[Goal of the exercise] For each line below that contains the string "JSON", copy that line.

[The records]
= Beginning of Section =

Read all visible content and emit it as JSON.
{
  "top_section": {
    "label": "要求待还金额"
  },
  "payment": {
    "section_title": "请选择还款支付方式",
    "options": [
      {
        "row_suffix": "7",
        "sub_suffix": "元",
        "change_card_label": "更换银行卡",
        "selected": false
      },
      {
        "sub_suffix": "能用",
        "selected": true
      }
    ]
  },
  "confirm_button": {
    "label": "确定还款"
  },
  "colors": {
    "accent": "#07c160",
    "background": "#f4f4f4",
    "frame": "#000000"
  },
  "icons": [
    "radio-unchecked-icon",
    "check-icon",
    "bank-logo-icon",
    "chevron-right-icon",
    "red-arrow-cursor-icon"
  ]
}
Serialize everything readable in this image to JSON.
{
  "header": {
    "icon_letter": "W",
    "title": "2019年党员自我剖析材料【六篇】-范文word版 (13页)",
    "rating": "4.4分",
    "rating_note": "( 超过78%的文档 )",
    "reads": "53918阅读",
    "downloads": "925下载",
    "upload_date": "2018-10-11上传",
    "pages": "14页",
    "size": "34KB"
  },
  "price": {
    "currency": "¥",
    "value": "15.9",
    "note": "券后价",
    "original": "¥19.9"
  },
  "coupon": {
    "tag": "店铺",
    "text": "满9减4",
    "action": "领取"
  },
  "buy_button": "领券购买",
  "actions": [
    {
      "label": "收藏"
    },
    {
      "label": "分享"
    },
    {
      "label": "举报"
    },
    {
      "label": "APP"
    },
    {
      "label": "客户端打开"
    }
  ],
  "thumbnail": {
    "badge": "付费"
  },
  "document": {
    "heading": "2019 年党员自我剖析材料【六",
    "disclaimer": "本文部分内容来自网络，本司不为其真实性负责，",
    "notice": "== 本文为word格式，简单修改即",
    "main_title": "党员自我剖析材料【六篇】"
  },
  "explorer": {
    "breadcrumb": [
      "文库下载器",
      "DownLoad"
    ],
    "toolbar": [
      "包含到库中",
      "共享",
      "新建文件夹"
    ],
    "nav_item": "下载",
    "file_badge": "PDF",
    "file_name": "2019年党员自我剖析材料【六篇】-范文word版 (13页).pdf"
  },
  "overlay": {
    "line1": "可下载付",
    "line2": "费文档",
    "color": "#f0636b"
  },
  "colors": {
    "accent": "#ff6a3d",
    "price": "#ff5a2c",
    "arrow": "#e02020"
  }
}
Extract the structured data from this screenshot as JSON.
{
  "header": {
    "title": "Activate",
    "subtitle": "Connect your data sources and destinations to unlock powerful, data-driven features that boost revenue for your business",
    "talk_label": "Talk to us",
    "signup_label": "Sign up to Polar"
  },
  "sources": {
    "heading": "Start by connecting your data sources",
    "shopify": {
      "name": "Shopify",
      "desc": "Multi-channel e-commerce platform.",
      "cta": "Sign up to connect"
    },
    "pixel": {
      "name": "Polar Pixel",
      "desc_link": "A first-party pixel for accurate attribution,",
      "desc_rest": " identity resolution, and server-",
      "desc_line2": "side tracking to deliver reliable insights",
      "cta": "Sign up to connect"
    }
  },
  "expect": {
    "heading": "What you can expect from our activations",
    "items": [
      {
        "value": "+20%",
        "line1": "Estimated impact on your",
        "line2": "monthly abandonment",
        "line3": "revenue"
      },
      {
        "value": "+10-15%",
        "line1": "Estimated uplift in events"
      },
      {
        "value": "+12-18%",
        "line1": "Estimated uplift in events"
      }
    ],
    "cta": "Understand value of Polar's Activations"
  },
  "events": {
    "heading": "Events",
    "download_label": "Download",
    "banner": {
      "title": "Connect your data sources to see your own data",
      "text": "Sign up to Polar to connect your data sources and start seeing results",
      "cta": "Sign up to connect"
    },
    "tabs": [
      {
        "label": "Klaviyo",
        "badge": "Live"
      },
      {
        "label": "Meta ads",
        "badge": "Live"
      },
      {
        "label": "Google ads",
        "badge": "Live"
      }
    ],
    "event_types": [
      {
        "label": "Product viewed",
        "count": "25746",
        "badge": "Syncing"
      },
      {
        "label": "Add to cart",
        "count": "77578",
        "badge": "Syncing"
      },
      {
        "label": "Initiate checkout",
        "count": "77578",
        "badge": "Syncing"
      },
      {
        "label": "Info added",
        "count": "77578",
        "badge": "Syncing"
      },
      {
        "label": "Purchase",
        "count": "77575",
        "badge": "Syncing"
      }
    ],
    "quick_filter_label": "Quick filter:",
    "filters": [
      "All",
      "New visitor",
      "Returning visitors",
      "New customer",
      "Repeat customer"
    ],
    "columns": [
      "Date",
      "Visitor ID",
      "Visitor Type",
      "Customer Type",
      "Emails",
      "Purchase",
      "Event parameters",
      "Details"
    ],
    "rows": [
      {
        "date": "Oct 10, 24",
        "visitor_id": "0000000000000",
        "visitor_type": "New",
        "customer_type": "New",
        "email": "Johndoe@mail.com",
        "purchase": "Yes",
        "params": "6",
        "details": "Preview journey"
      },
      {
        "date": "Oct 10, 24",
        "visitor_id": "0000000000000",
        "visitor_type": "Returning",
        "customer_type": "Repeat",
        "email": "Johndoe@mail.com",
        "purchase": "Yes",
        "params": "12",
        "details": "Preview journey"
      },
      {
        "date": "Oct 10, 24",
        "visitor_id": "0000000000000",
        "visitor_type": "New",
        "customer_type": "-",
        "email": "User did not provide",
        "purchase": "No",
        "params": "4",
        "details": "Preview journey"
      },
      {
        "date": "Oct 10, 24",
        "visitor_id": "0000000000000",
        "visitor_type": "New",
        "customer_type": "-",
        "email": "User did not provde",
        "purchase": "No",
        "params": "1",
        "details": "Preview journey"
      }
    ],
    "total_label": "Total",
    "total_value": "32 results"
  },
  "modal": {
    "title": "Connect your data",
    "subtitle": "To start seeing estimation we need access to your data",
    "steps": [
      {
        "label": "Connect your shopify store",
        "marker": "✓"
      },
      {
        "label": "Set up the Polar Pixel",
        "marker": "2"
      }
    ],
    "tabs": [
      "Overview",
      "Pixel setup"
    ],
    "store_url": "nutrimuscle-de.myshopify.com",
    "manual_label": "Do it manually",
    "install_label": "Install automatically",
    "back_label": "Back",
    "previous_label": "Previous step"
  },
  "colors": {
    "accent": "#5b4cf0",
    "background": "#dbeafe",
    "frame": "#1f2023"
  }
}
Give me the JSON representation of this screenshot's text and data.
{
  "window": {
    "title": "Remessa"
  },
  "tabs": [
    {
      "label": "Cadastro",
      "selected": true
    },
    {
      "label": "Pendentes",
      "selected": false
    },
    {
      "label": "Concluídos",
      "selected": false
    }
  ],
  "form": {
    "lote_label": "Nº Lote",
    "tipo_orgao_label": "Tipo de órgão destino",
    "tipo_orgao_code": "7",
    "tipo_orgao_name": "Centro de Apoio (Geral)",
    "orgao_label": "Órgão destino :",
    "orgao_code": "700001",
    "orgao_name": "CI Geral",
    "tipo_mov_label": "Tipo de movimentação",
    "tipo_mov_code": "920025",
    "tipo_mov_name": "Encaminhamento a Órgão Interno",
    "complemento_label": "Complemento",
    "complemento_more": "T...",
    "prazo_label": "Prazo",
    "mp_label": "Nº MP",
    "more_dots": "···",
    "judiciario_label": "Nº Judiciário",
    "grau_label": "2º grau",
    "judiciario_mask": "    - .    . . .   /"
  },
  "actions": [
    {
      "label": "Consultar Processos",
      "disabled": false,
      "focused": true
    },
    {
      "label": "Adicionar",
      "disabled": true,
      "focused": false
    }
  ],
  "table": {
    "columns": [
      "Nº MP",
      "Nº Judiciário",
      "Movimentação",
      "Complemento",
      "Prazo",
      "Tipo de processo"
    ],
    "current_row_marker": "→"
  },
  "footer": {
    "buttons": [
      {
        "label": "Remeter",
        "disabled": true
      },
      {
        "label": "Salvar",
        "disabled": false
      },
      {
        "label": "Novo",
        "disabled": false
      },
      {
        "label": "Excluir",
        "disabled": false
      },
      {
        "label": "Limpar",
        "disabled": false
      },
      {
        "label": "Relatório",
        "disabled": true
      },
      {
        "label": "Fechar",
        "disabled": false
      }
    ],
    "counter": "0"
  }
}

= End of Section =

[Expected output]
Read all visible content and emit it as JSON.
Serialize everything readable in this image to JSON.
Extract the structured data from this screenshot as JSON.
Give me the JSON representation of this screenshot's text and data.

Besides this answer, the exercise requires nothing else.